## ACTION ITEM:
From the entries below, copy every line that has the word "ears".

## RAW DATA:
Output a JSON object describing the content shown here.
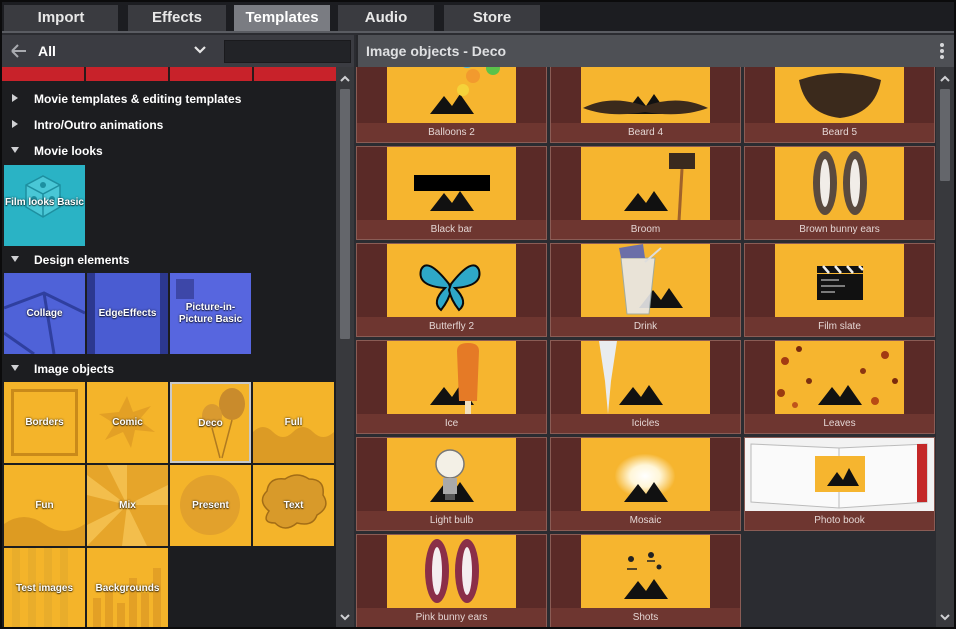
{
  "tabs": [
    {
      "label": "Import",
      "active": false
    },
    {
      "label": "Effects",
      "active": false
    },
    {
      "label": "Templates",
      "active": true
    },
    {
      "label": "Audio",
      "active": false
    },
    {
      "label": "Store",
      "active": false
    }
  ],
  "left_header": {
    "category": "All",
    "search_value": ""
  },
  "right_header": {
    "title": "Image objects - Deco"
  },
  "categories": [
    {
      "label": "Movie templates & editing templates",
      "expanded": false
    },
    {
      "label": "Intro/Outro animations",
      "expanded": false
    },
    {
      "label": "Movie looks",
      "expanded": true
    },
    {
      "label": "Design elements",
      "expanded": true
    },
    {
      "label": "Image objects",
      "expanded": true
    }
  ],
  "movie_looks": [
    {
      "label": "Film looks Basic",
      "color": "#2ab3c5"
    }
  ],
  "design_elements": [
    {
      "label": "Collage",
      "color": "#4f62d8"
    },
    {
      "label": "EdgeEffects",
      "color": "#4a5cd2"
    },
    {
      "label": "Picture-in-Picture Basic",
      "color": "#5766df"
    }
  ],
  "image_objects": [
    {
      "label": "Borders"
    },
    {
      "label": "Comic"
    },
    {
      "label": "Deco",
      "selected": true
    },
    {
      "label": "Full"
    },
    {
      "label": "Fun"
    },
    {
      "label": "Mix"
    },
    {
      "label": "Present"
    },
    {
      "label": "Text"
    },
    {
      "label": "Test images"
    },
    {
      "label": "Backgrounds"
    }
  ],
  "items": [
    {
      "label": "Balloons 2",
      "icon": "balloons-icon"
    },
    {
      "label": "Beard 4",
      "icon": "beard-icon"
    },
    {
      "label": "Beard 5",
      "icon": "beard-icon"
    },
    {
      "label": "Black bar",
      "icon": "black-bar-icon"
    },
    {
      "label": "Broom",
      "icon": "broom-icon"
    },
    {
      "label": "Brown bunny ears",
      "icon": "bunny-ears-icon"
    },
    {
      "label": "Butterfly 2",
      "icon": "butterfly-icon"
    },
    {
      "label": "Drink",
      "icon": "drink-icon"
    },
    {
      "label": "Film slate",
      "icon": "film-slate-icon"
    },
    {
      "label": "Ice",
      "icon": "ice-lolly-icon"
    },
    {
      "label": "Icicles",
      "icon": "icicle-icon"
    },
    {
      "label": "Leaves",
      "icon": "leaves-icon"
    },
    {
      "label": "Light bulb",
      "icon": "light-bulb-icon"
    },
    {
      "label": "Mosaic",
      "icon": "mosaic-icon"
    },
    {
      "label": "Photo book",
      "icon": "photo-book-icon"
    },
    {
      "label": "Pink bunny ears",
      "icon": "bunny-ears-icon"
    },
    {
      "label": "Shots",
      "icon": "shots-icon"
    }
  ],
  "colors": {
    "accent_active_tab": "#7a7c82",
    "thumb_yellow": "#f6b52f",
    "caption_bg": "#6e3630"
  }
}
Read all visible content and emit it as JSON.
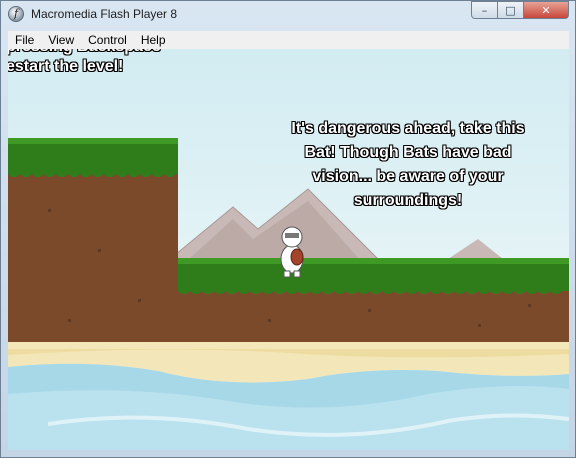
{
  "window": {
    "title": "Macromedia Flash Player 8"
  },
  "menu": {
    "items": [
      {
        "label": "File"
      },
      {
        "label": "View"
      },
      {
        "label": "Control"
      },
      {
        "label": "Help"
      }
    ]
  },
  "game": {
    "hud_line_top": "pressing Backspace",
    "hud_line_bottom": "estart the level!",
    "dialog_lines": [
      "It's dangerous ahead, take this",
      "Bat! Though Bats have bad",
      "vision... be aware of your",
      "surroundings!"
    ]
  },
  "colors": {
    "grass": "#2f7d1a",
    "dirt": "#7a4a2a",
    "sand": "#f3e6b8",
    "water": "#a6d8e8"
  }
}
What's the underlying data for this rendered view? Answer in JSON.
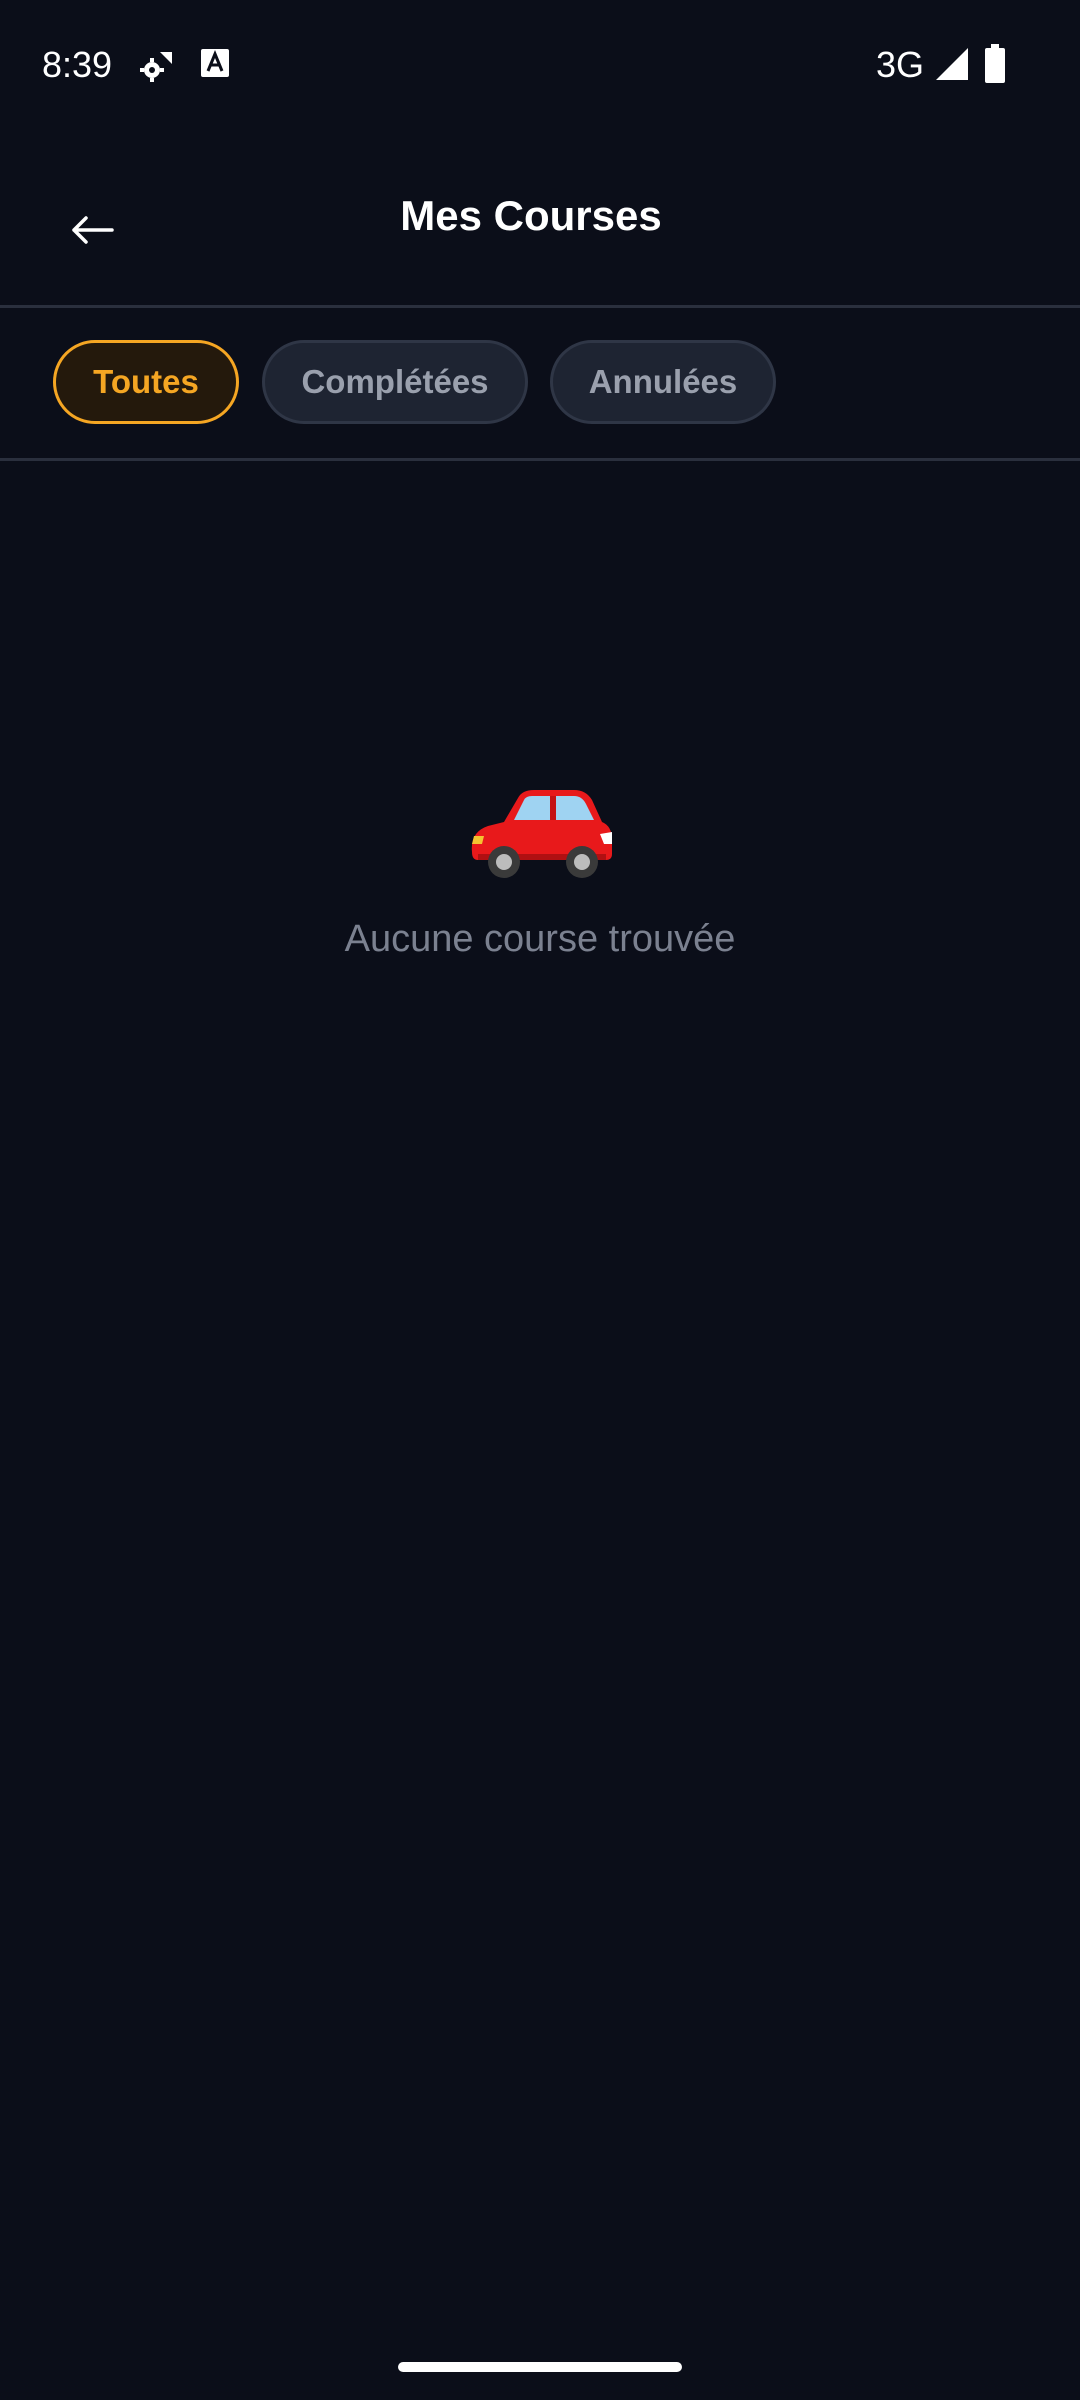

## RESPONSE BOX:
      "label": "Brown bunny ears",
      "icon": "bunny-ears-icon"
      "label": "Pink bunny ears",
      "icon": "bunny-ears-icon"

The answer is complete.